Both instruments are mass-spec vendor-agnostic, though the 300 requires a "significantly increased amount of integration" with the mass spec, and Biocius is "working toward" launching products that are compatible with instruments from ABI/MDS, Agilent Technologies, and Thermo Fisher Scientific, Özbal said.

As part of BioTrove, the RapidFire business had already forged strategic relationships with the three mass-spec vendors. Biocius has co-marketing and reseller agreements with ABI/MDS and Agilent, and an R&D agreement with Thermo Fisher. Those relationships will continue, Özbal said.

Along with the RapidFire system, Biocius also provides services to customers as a contract research organization, which only until recently had been the main revenue driver. The instrument business, though, has become the firm's dominant revenue source. In 2008, revenue was evenly split between the CRO and instrument businesses.

This year, revenue is expected to be split 65-35, weighted toward instruments, with the gap expected to grow even greater in the coming years, company officials said. "Clearly the instrument piece is going to continue to grow at very high rates," Leathe said.

Biocius is exploring additional strategic partnerships to augment both its instrument business and CRO operations though Leathe said "we're not necessarily wedded to those two legs of the stool. We suspect that, based on some initial work, there may be some opportunities where we can leverage our core competencies … within certain other marketplaces. So [there] really are no boundaries in what we might do, but it just has to make sense given the competencies that we have in house."

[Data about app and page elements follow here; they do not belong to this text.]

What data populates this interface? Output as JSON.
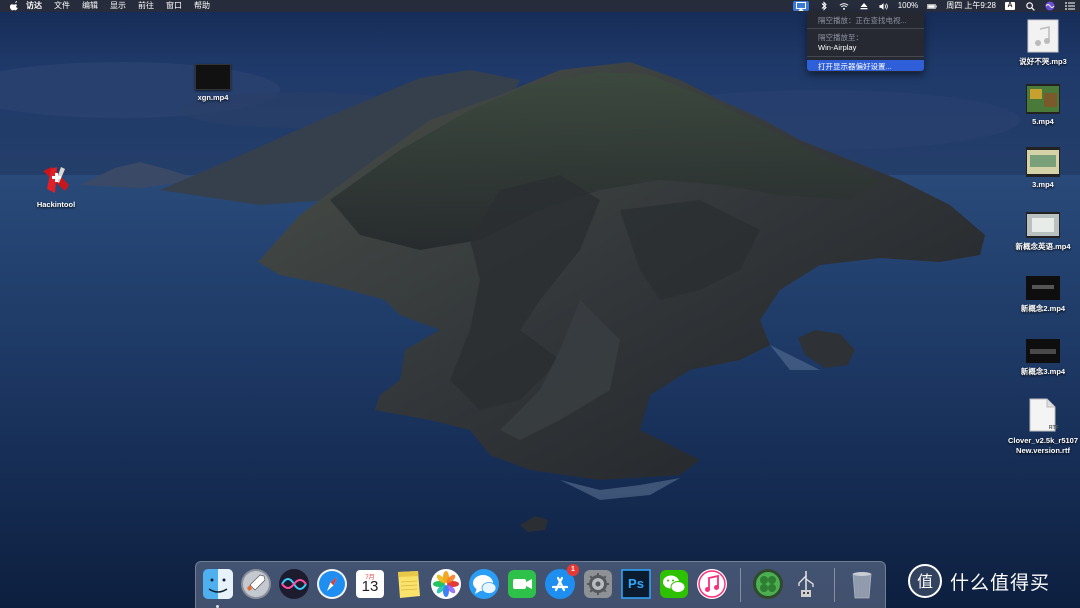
{
  "menubar": {
    "apple_icon": "apple-logo-icon",
    "items": [
      "访达",
      "文件",
      "编辑",
      "显示",
      "前往",
      "窗口",
      "帮助"
    ],
    "status": {
      "battery_text": "100%",
      "clock_text": "周四 上午9:28",
      "input_source": "A"
    }
  },
  "airplay_menu": {
    "status_label": "隔空播放：正在查找电视...",
    "section_label": "隔空播放至：",
    "device_name": "Win-Airplay",
    "open_display_prefs": "打开显示器偏好设置..."
  },
  "desktop_icons": [
    {
      "label": "xgn.mp4"
    },
    {
      "label": "Hackintool"
    },
    {
      "label": "说好不哭.mp3"
    },
    {
      "label": "5.mp4"
    },
    {
      "label": "3.mp4"
    },
    {
      "label": "新概念英语.mp4"
    },
    {
      "label": "新概念2.mp4"
    },
    {
      "label": "新概念3.mp4"
    },
    {
      "label": "Clover_v2.5k_r5107 New.version.rtf"
    },
    {
      "rtf_badge": "RTF"
    }
  ],
  "dock": {
    "apps": [
      {
        "name": "finder",
        "icon": "finder-icon"
      },
      {
        "name": "launchpad",
        "icon": "rocket-icon"
      },
      {
        "name": "siri",
        "icon": "siri-icon"
      },
      {
        "name": "safari",
        "icon": "compass-icon"
      },
      {
        "name": "calendar",
        "icon": "calendar-icon",
        "month": "7月",
        "day": "13"
      },
      {
        "name": "notes",
        "icon": "notes-icon"
      },
      {
        "name": "photos",
        "icon": "photos-icon"
      },
      {
        "name": "messages",
        "icon": "chat-bubble-icon"
      },
      {
        "name": "facetime",
        "icon": "video-camera-icon"
      },
      {
        "name": "app-store",
        "icon": "app-store-icon",
        "badge": "1"
      },
      {
        "name": "system-preferences",
        "icon": "gear-icon"
      },
      {
        "name": "photoshop",
        "icon": "photoshop-icon",
        "text": "Ps"
      },
      {
        "name": "wechat",
        "icon": "wechat-icon"
      },
      {
        "name": "itunes",
        "icon": "music-note-icon"
      },
      {
        "name": "clover-configurator",
        "icon": "clover-icon"
      },
      {
        "name": "usb-tool",
        "icon": "usb-icon"
      },
      {
        "name": "trash",
        "icon": "trash-icon"
      }
    ]
  },
  "watermark": {
    "symbol": "值",
    "text": "什么值得买"
  },
  "colors": {
    "menu_highlight": "#2f5fd8",
    "badge_red": "#e53935",
    "wechat_green": "#2dc100"
  }
}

Özbal added that the company receives feedback from its pharma customers "in terms of additional applications [and] products that they would like to see from us."

The company, he added, is in the process of finalizing a distribution agreement with a company in Japan to cover that country and southeast Asia.

The Scan

Wolf Howl Responses Offer Look at Vocal Behavior-Related Selection in Dogs

In dozens of domestic dogs listening to wolf vocalizations, researchers in Communication Biology see responses varying with age, sex, reproductive status, and a breed's evolutionary distance from wolves.

Facial Imaging-Based Genetic Diagnoses Appears to Get Boost With Three-Dimensional Approach

With data for more than 1,900 individuals affected by a range of genetic conditions, researchers compared facial phenotype-based diagnoses informed by 2D or 3D images in the European Journal of Human Genetics.

Survey Suggests Multigene Cancer Panel VUS Reporting May Vary Across Genetic Counselors

Investigators surveyed dozens of genetic counselors working in clinical or laboratory settings, uncovering attitudes around VUS reporting after multigene cancer panel testing in the Journal of Genetic Counseling.

Study Points to Tuberculosis Protection by Gaucher Disease Mutation

A mutation linked to Gaucher disease in the Ashkenazi Jewish population appears to boost Mycobacterium tuberculosis resistance in a zebrafish model of the lysosomal storage condition, a new PNAS study finds.